As noted in this article I have always enjoyed some of Lego’s smaller offerings. Big Lego sets were always reserved for special occassions and had only a few times a year but the smaller sets could be had without much reason or effort and were a great stop gap solution to quench the Lego thirst between holiday’s. Today’s feature set holds a special place in my heart because it was actually the first set I ever owned: 6811 Pulsar Charger.
Released in 1990 as part of the M-Tron theme, the Pulsar Charger was the small “army builder” set of the subgroup. Coming in at a paltry 26 pieces and a retail price of only $3.00 you received a small craft and one of the new mini figures of the M-Tron theme. M-Tron itself was known for it’s gimmicky use of magnets within the sets although this particular vehicle does not feature any.
What kind of ship can be made with 26 pieces? Honestly not much of one. It’s an open air cockpit with a steering wheel to control it and a thruster in the rear. How exactly does the Pulsar Charger steer using just a wheel?
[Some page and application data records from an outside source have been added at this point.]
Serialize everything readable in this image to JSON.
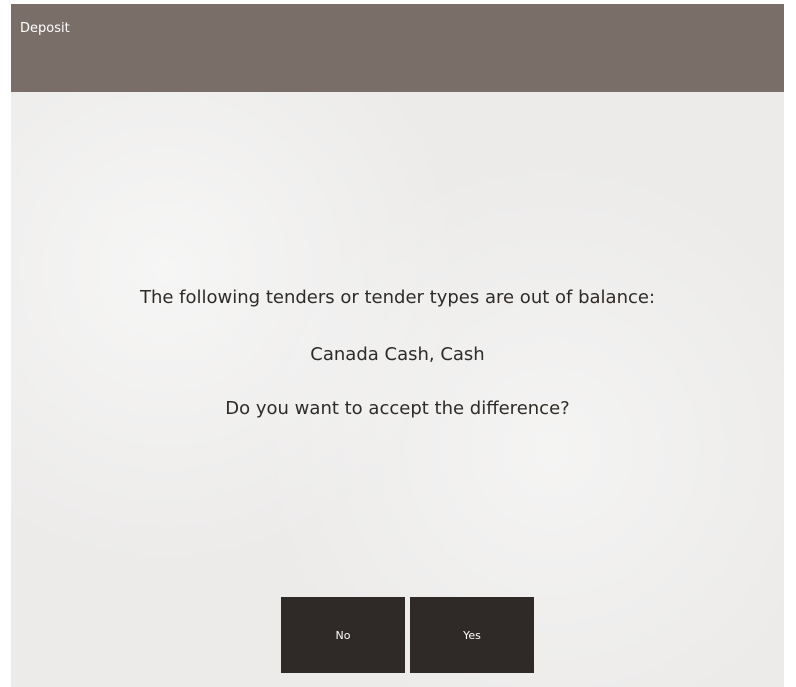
{
  "window": {
    "title": "Deposit"
  },
  "message": {
    "line1": "The following tenders or tender types are out of balance:",
    "line2": "Canada Cash, Cash",
    "line3": "Do you want to accept the difference?"
  },
  "buttons": {
    "no_label": "No",
    "yes_label": "Yes"
  },
  "colors": {
    "titlebar": "#7a6f68",
    "content_bg": "#ecebea",
    "button_bg": "#2f2a27",
    "button_text": "#ffffff",
    "message_text": "#2e2a27"
  }
}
I’m no pilot but I’ve always been under the impression that flying craft requires some kind of a yoke that moves forward and backward to control altitude. Since Lego encourages the builder to use imagination I came to the assumption that this is more of a hover craft used on the surface of a planet to cruise along searching for a good place to mine magnets. A scout craft if you will. That explains the open air cockpit and the lack of a yoke. It’s as good of an explanation as any although the Lego universe certainly isn’t grounded in reality. Most of the smaller space ships have open cockpits of some kind.
I received this as a special surprise from my mom at the tender age of 6. She picked it up while shopping and decided that it was time for me to start playing with Lego sets because she felt they were a good “educational” toy. At the time I was completely unfamiliar with them and the concept of having to build the ship was intimidating to me. I wanted no part of it and felt it was a trick to try and teach me something. With her aid we assembled the ship and I’m sure it only stayed complete for a few weeks at best. I know for a fact I lost the walkie talkie fairly quickly. The rest of the set stayed in my collection for years however and despite losing the instructions early on I have rebuilt it countless times over the years from memory. With only 26 pieces there aren’t many places to go wrong here.
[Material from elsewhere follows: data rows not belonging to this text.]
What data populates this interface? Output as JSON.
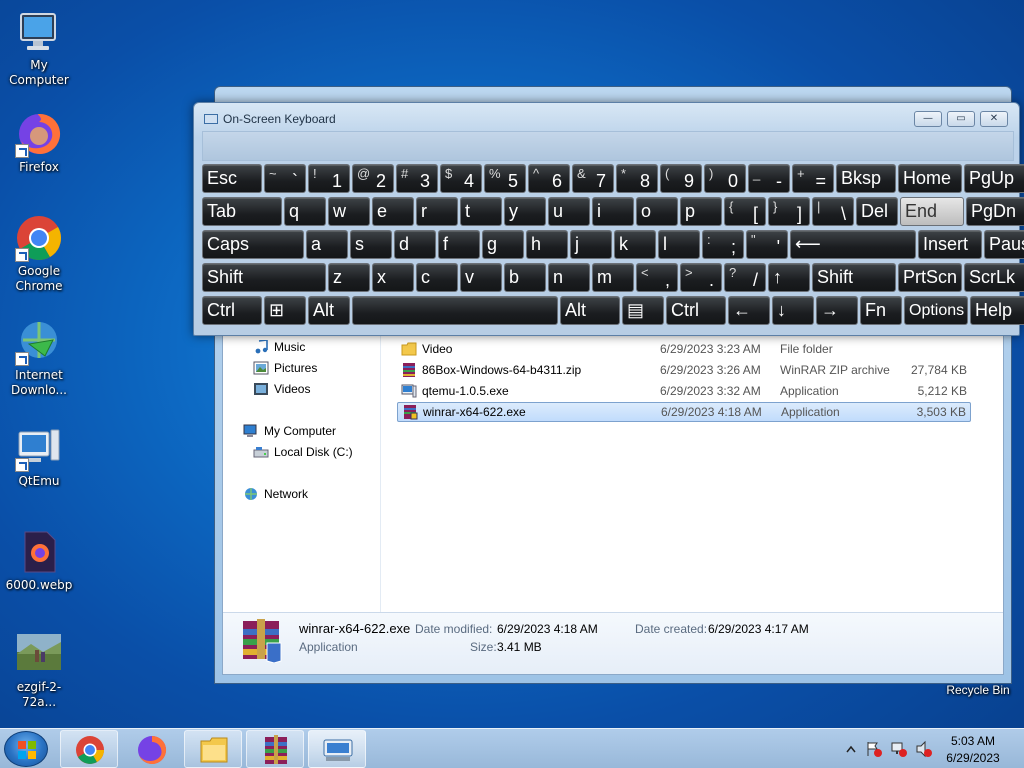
{
  "desktop": {
    "icons": [
      {
        "label": "My Computer"
      },
      {
        "label": "Firefox"
      },
      {
        "label": "Google Chrome"
      },
      {
        "label": "Internet Downlo..."
      },
      {
        "label": "QtEmu"
      },
      {
        "label": "6000.webp"
      },
      {
        "label": "ezgif-2-72a..."
      }
    ],
    "recycle_bin": "Recycle Bin"
  },
  "osk": {
    "title": "On-Screen Keyboard",
    "rows": [
      [
        {
          "label": "Esc"
        },
        {
          "shift": "~",
          "main": "`"
        },
        {
          "shift": "!",
          "main": "1"
        },
        {
          "shift": "@",
          "main": "2"
        },
        {
          "shift": "#",
          "main": "3"
        },
        {
          "shift": "$",
          "main": "4"
        },
        {
          "shift": "%",
          "main": "5"
        },
        {
          "shift": "^",
          "main": "6"
        },
        {
          "shift": "&",
          "main": "7"
        },
        {
          "shift": "*",
          "main": "8"
        },
        {
          "shift": "(",
          "main": "9"
        },
        {
          "shift": ")",
          "main": "0"
        },
        {
          "shift": "_",
          "main": "-"
        },
        {
          "shift": "+",
          "main": "="
        },
        {
          "label": "Bksp"
        },
        {
          "label": "Home"
        },
        {
          "label": "PgUp"
        }
      ],
      [
        {
          "label": "Tab"
        },
        {
          "label": "q"
        },
        {
          "label": "w"
        },
        {
          "label": "e"
        },
        {
          "label": "r"
        },
        {
          "label": "t"
        },
        {
          "label": "y"
        },
        {
          "label": "u"
        },
        {
          "label": "i"
        },
        {
          "label": "o"
        },
        {
          "label": "p"
        },
        {
          "shift": "{",
          "main": "["
        },
        {
          "shift": "}",
          "main": "]"
        },
        {
          "shift": "|",
          "main": "\\"
        },
        {
          "label": "Del"
        },
        {
          "label": "End"
        },
        {
          "label": "PgDn"
        }
      ],
      [
        {
          "label": "Caps"
        },
        {
          "label": "a"
        },
        {
          "label": "s"
        },
        {
          "label": "d"
        },
        {
          "label": "f"
        },
        {
          "label": "g"
        },
        {
          "label": "h"
        },
        {
          "label": "j"
        },
        {
          "label": "k"
        },
        {
          "label": "l"
        },
        {
          "shift": ":",
          "main": ";"
        },
        {
          "shift": "\"",
          "main": "'"
        },
        {
          "label": "⟵"
        },
        {
          "label": "Insert"
        },
        {
          "label": "Pause"
        }
      ],
      [
        {
          "label": "Shift"
        },
        {
          "label": "z"
        },
        {
          "label": "x"
        },
        {
          "label": "c"
        },
        {
          "label": "v"
        },
        {
          "label": "b"
        },
        {
          "label": "n"
        },
        {
          "label": "m"
        },
        {
          "shift": "<",
          "main": ","
        },
        {
          "shift": ">",
          "main": "."
        },
        {
          "shift": "?",
          "main": "/"
        },
        {
          "label": "↑"
        },
        {
          "label": "Shift"
        },
        {
          "label": "PrtScn"
        },
        {
          "label": "ScrLk"
        }
      ],
      [
        {
          "label": "Ctrl"
        },
        {
          "label": "⊞"
        },
        {
          "label": "Alt"
        },
        {
          "label": ""
        },
        {
          "label": "Alt"
        },
        {
          "label": "▤"
        },
        {
          "label": "Ctrl"
        },
        {
          "label": "←"
        },
        {
          "label": "↓"
        },
        {
          "label": "→"
        },
        {
          "label": "Fn"
        },
        {
          "label": "Options"
        },
        {
          "label": "Help"
        }
      ]
    ]
  },
  "explorer": {
    "nav": [
      {
        "label": "Music",
        "icon": "music-icon"
      },
      {
        "label": "Pictures",
        "icon": "pictures-icon"
      },
      {
        "label": "Videos",
        "icon": "videos-icon"
      },
      {
        "label": "My Computer",
        "icon": "computer-icon"
      },
      {
        "label": "Local Disk (C:)",
        "icon": "disk-icon"
      },
      {
        "label": "Network",
        "icon": "network-icon"
      }
    ],
    "files": [
      {
        "name": "Video",
        "date": "6/29/2023 3:23 AM",
        "type": "File folder",
        "size": "",
        "icon": "folder-icon"
      },
      {
        "name": "86Box-Windows-64-b4311.zip",
        "date": "6/29/2023 3:26 AM",
        "type": "WinRAR ZIP archive",
        "size": "27,784 KB",
        "icon": "winrar-archive-icon"
      },
      {
        "name": "qtemu-1.0.5.exe",
        "date": "6/29/2023 3:32 AM",
        "type": "Application",
        "size": "5,212 KB",
        "icon": "application-icon"
      },
      {
        "name": "winrar-x64-622.exe",
        "date": "6/29/2023 4:18 AM",
        "type": "Application",
        "size": "3,503 KB",
        "icon": "winrar-installer-icon"
      }
    ],
    "details": {
      "name": "winrar-x64-622.exe",
      "type": "Application",
      "modified_label": "Date modified:",
      "modified": "6/29/2023 4:18 AM",
      "created_label": "Date created:",
      "created": "6/29/2023 4:17 AM",
      "size_label": "Size:",
      "size": "3.41 MB"
    }
  },
  "taskbar": {
    "time": "5:03 AM",
    "date": "6/29/2023"
  },
  "colors": {
    "desktop_bg": "#0d6ac4",
    "key_bg": "#1b1d20",
    "selection": "#c1dcfc"
  }
}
Maybe this set means something to you, maybe not. However I am sure that most kids my age have fond memories of a similar set to this. One of the small impulse buy models that only cost a couple of bucks but was received on a whim and provided years of entertainment and adventures. The Pulsar Charger was my first but certainly not the last mini set I received over the years and each one has a story all it’s own.